Scientists used a range of geoscience data to assess the conditions. This included ecological and surficial sediment mapping. Remote sensing of ground settlement was also used to identify potential hazards. These initiatives were supported by field validations, geophysical surveys and permafrost measurements.

"The results of our research have translated into engineering decisions made by the Government of Nunavut and its partners that will benefit the Iqaluit International Airport Improvement project and will help prolong the life of a critical piece of northern infrastructure." says Greg Oldenborger, Research Scientist with NRCan’s Geological Survey of Canada.

Research activities identified areas of local and regional ground settlement, and related these observations to permafrost and hydrological processes leading to abandonment of an existing problematic taxiway.
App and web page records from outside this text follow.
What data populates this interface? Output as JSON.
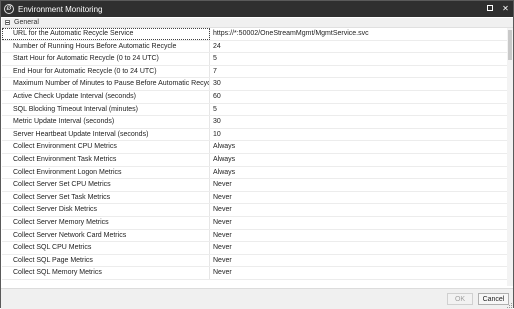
{
  "window": {
    "title": "Environment Monitoring",
    "icon": "onestream-logo-icon"
  },
  "group": {
    "label": "General"
  },
  "rows": [
    {
      "name": "URL for the Automatic Recycle Service",
      "value": "https://*:50002/OneStreamMgmt/MgmtService.svc"
    },
    {
      "name": "Number of Running Hours Before Automatic Recycle",
      "value": "24"
    },
    {
      "name": "Start Hour for Automatic Recycle (0 to 24 UTC)",
      "value": "5"
    },
    {
      "name": "End Hour for Automatic Recycle (0 to 24 UTC)",
      "value": "7"
    },
    {
      "name": "Maximum Number of Minutes to Pause Before Automatic Recycle",
      "value": "30"
    },
    {
      "name": "Active Check Update Interval (seconds)",
      "value": "60"
    },
    {
      "name": "SQL Blocking Timeout Interval (minutes)",
      "value": "5"
    },
    {
      "name": "Metric Update Interval (seconds)",
      "value": "30"
    },
    {
      "name": "Server Heartbeat Update Interval (seconds)",
      "value": "10"
    },
    {
      "name": "Collect Environment CPU Metrics",
      "value": "Always"
    },
    {
      "name": "Collect Environment Task Metrics",
      "value": "Always"
    },
    {
      "name": "Collect Environment Logon Metrics",
      "value": "Always"
    },
    {
      "name": "Collect Server Set CPU Metrics",
      "value": "Never"
    },
    {
      "name": "Collect Server Set Task Metrics",
      "value": "Never"
    },
    {
      "name": "Collect Server Disk Metrics",
      "value": "Never"
    },
    {
      "name": "Collect Server Memory Metrics",
      "value": "Never"
    },
    {
      "name": "Collect Server Network Card Metrics",
      "value": "Never"
    },
    {
      "name": "Collect SQL CPU Metrics",
      "value": "Never"
    },
    {
      "name": "Collect SQL Page Metrics",
      "value": "Never"
    },
    {
      "name": "Collect SQL Memory Metrics",
      "value": "Never"
    }
  ],
  "footer": {
    "ok_label": "OK",
    "cancel_label": "Cancel"
  }
}
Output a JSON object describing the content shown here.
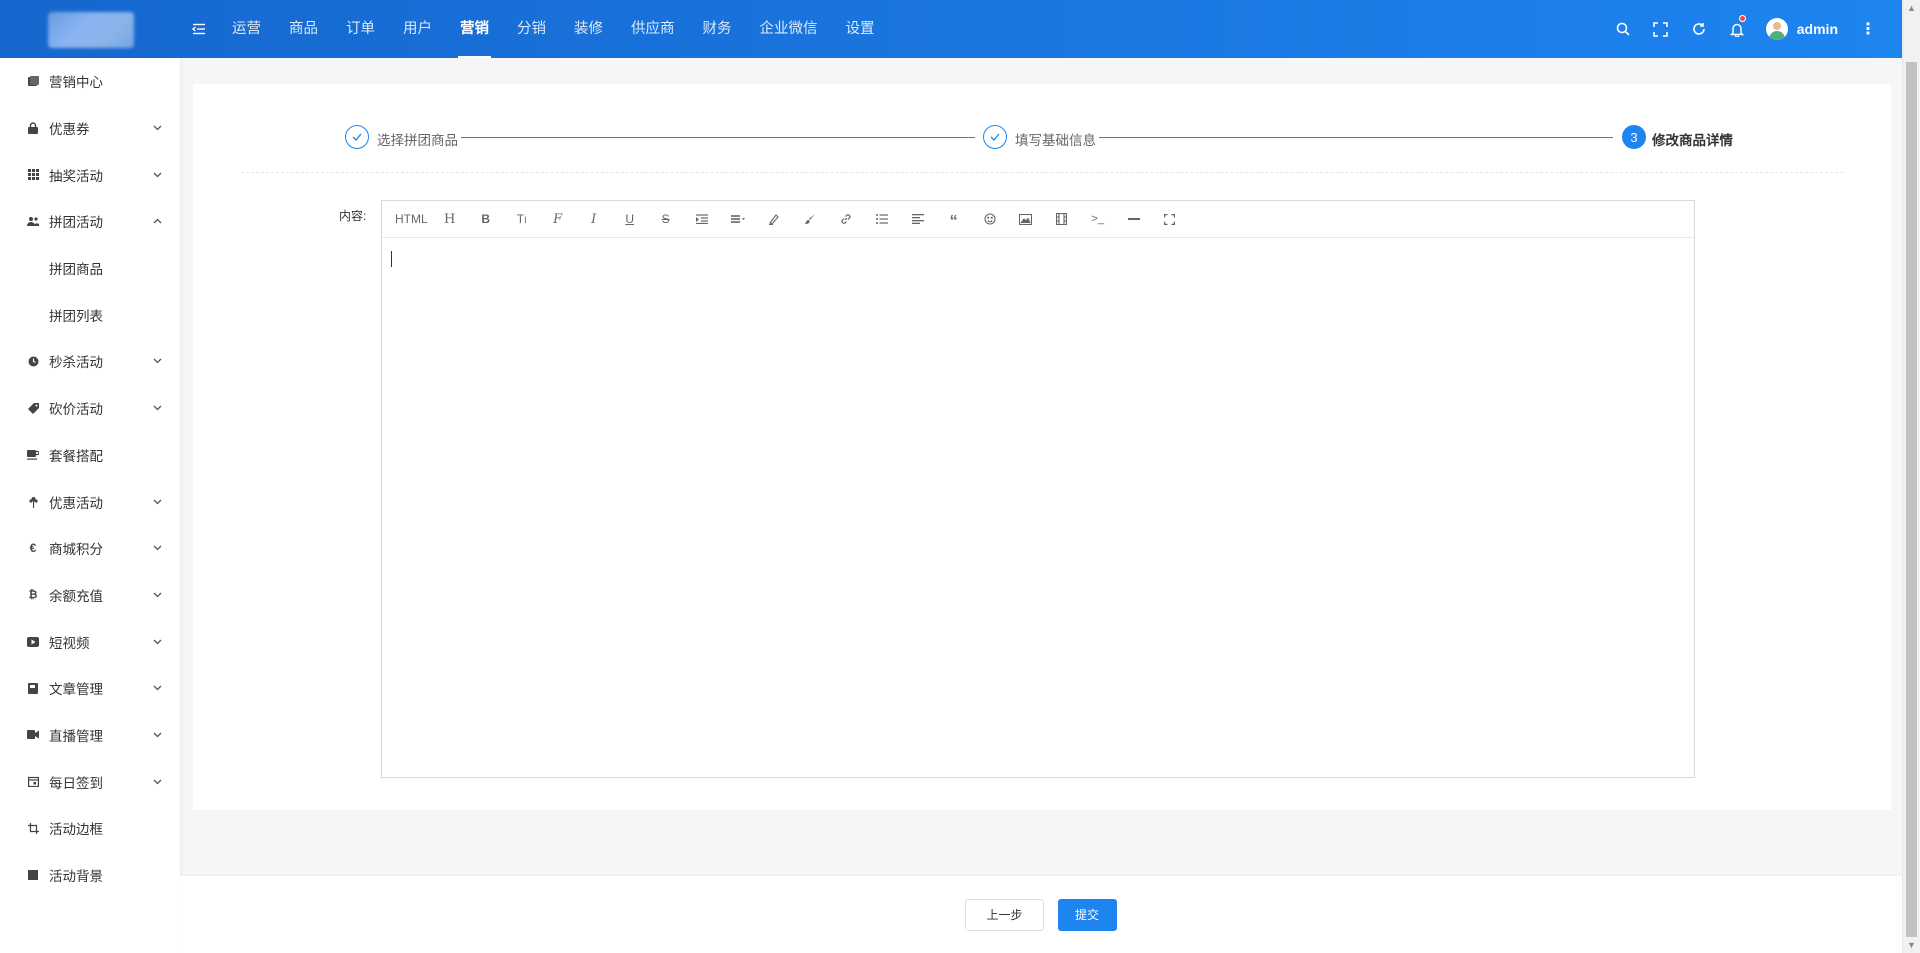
{
  "header": {
    "nav": [
      {
        "label": "运营",
        "active": false
      },
      {
        "label": "商品",
        "active": false
      },
      {
        "label": "订单",
        "active": false
      },
      {
        "label": "用户",
        "active": false
      },
      {
        "label": "营销",
        "active": true
      },
      {
        "label": "分销",
        "active": false
      },
      {
        "label": "装修",
        "active": false
      },
      {
        "label": "供应商",
        "active": false
      },
      {
        "label": "财务",
        "active": false
      },
      {
        "label": "企业微信",
        "active": false
      },
      {
        "label": "设置",
        "active": false
      }
    ],
    "user": {
      "name": "admin"
    },
    "icons": [
      "search-icon",
      "fullscreen-icon",
      "refresh-icon",
      "bell-icon",
      "more-vertical-icon"
    ]
  },
  "sidebar": {
    "items": [
      {
        "label": "营销中心",
        "icon": "marketing-icon",
        "expandable": false,
        "expanded": false
      },
      {
        "label": "优惠券",
        "icon": "lock-icon",
        "expandable": true,
        "expanded": false
      },
      {
        "label": "抽奖活动",
        "icon": "grid-icon",
        "expandable": true,
        "expanded": false
      },
      {
        "label": "拼团活动",
        "icon": "group-icon",
        "expandable": true,
        "expanded": true
      },
      {
        "label": "拼团商品",
        "icon": "",
        "sub": true
      },
      {
        "label": "拼团列表",
        "icon": "",
        "sub": true
      },
      {
        "label": "秒杀活动",
        "icon": "clock-icon",
        "expandable": true,
        "expanded": false
      },
      {
        "label": "砍价活动",
        "icon": "tag-icon",
        "expandable": true,
        "expanded": false
      },
      {
        "label": "套餐搭配",
        "icon": "cup-icon",
        "expandable": false,
        "expanded": false
      },
      {
        "label": "优惠活动",
        "icon": "flower-icon",
        "expandable": true,
        "expanded": false
      },
      {
        "label": "商城积分",
        "icon": "euro-icon",
        "expandable": true,
        "expanded": false
      },
      {
        "label": "余额充值",
        "icon": "bitcoin-icon",
        "expandable": true,
        "expanded": false
      },
      {
        "label": "短视频",
        "icon": "video-icon",
        "expandable": true,
        "expanded": false
      },
      {
        "label": "文章管理",
        "icon": "book-icon",
        "expandable": true,
        "expanded": false
      },
      {
        "label": "直播管理",
        "icon": "camera-icon",
        "expandable": true,
        "expanded": false
      },
      {
        "label": "每日签到",
        "icon": "calendar-icon",
        "expandable": true,
        "expanded": false
      },
      {
        "label": "活动边框",
        "icon": "crop-icon",
        "expandable": false,
        "expanded": false
      },
      {
        "label": "活动背景",
        "icon": "square-icon",
        "expandable": false,
        "expanded": false
      }
    ]
  },
  "steps": [
    {
      "label": "选择拼团商品",
      "status": "done"
    },
    {
      "label": "填写基础信息",
      "status": "done"
    },
    {
      "number": "3",
      "label": "修改商品详情",
      "status": "current"
    }
  ],
  "form": {
    "content_label": "内容:",
    "toolbar": {
      "html_label": "HTML",
      "tools": [
        "heading-icon",
        "bold-icon",
        "font-size-icon",
        "font-family-icon",
        "italic-icon",
        "underline-icon",
        "strikethrough-icon",
        "indent-icon",
        "line-height-icon",
        "font-color-icon",
        "background-color-icon",
        "link-icon",
        "bulleted-list-icon",
        "align-icon",
        "quote-icon",
        "emoji-icon",
        "image-icon",
        "video-icon",
        "code-icon",
        "divider-icon",
        "fullscreen-icon"
      ]
    },
    "content_value": ""
  },
  "footer": {
    "prev_label": "上一步",
    "submit_label": "提交"
  },
  "colors": {
    "header_from": "#1667ce",
    "header_to": "#1d84f0",
    "primary": "#1d84f0",
    "notification_dot": "#f5463c",
    "page_bg": "#f5f6f8"
  }
}
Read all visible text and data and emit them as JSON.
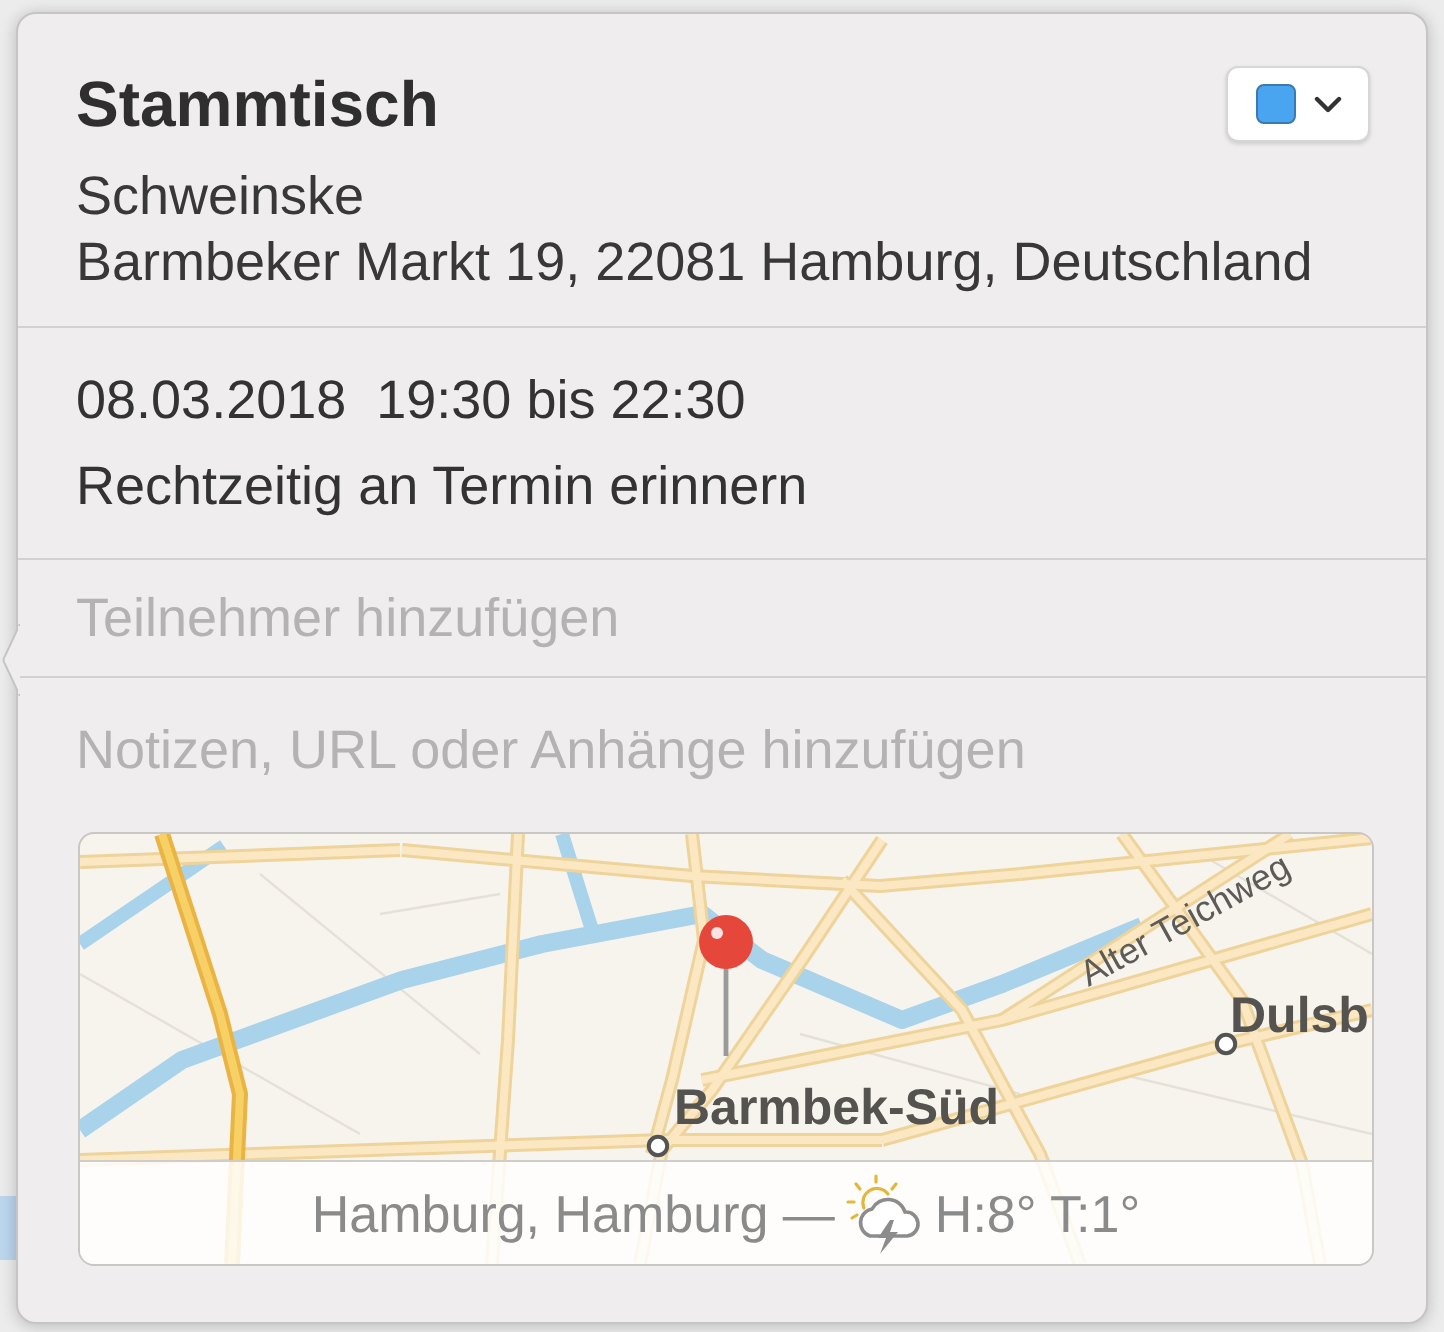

In addition, as the study area encompasses a variety of terrain, the knowledge acquired from this project will also be invaluable for the development and maintenance of other northern infrastructure such as roads and airports in areas with similar characteristics.

"Climate change is leading to important changes in Canada’s North," says Greg. "NRCan, with its academic and territorial partners, is providing geoscience knowledge to support planning, risk management and adaptation measures for infrastructure development and management projects across Canada’s North."

For more information, visit the Natural Resources Canada Web site.

To read related articles, see Arctic.